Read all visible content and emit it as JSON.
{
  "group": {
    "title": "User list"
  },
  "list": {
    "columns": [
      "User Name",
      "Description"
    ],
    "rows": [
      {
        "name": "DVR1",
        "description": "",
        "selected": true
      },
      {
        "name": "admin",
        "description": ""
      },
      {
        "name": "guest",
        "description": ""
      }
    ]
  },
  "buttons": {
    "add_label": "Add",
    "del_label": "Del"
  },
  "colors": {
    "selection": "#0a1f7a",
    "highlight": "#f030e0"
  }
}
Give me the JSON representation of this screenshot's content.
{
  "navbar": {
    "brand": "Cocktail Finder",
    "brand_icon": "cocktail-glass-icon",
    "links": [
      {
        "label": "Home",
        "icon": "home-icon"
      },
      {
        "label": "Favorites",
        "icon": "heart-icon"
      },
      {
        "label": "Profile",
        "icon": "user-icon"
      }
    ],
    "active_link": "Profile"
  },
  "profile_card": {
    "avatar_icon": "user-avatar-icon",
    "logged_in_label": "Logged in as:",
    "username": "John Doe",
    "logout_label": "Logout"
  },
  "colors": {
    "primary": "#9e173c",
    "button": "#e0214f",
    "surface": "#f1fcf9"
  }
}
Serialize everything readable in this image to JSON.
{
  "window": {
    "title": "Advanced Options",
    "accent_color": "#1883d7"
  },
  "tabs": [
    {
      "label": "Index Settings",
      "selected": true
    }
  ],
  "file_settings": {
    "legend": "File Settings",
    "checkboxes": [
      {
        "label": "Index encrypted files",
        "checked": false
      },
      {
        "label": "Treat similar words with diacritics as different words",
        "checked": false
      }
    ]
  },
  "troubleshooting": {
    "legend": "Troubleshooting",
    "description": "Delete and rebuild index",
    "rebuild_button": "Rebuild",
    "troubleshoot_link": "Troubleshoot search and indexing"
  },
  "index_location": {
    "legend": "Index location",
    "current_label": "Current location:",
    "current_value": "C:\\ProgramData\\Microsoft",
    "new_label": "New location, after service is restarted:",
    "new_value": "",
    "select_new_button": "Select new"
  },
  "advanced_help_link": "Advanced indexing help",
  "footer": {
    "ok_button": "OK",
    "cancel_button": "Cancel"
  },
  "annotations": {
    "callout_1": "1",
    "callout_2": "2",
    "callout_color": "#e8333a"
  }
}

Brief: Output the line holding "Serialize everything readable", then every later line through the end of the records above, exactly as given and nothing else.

Exercise result:
Serialize everything readable in this image to JSON.
{
  "window": {
    "title": "Advanced Options",
    "accent_color": "#1883d7"
  },
  "tabs": [
    {
      "label": "Index Settings",
      "selected": true
    }
  ],
  "file_settings": {
    "legend": "File Settings",
    "checkboxes": [
      {
        "label": "Index encrypted files",
        "checked": false
      },
      {
        "label": "Treat similar words with diacritics as different words",
        "checked": false
      }
    ]
  },
  "troubleshooting": {
    "legend": "Troubleshooting",
    "description": "Delete and rebuild index",
    "rebuild_button": "Rebuild",
    "troubleshoot_link": "Troubleshoot search and indexing"
  },
  "index_location": {
    "legend": "Index location",
    "current_label": "Current location:",
    "current_value": "C:\\ProgramData\\Microsoft",
    "new_label": "New location, after service is restarted:",
    "new_value": "",
    "select_new_button": "Select new"
  },
  "advanced_help_link": "Advanced indexing help",
  "footer": {
    "ok_button": "OK",
    "cancel_button": "Cancel"
  },
  "annotations": {
    "callout_1": "1",
    "callout_2": "2",
    "callout_color": "#e8333a"
  }
}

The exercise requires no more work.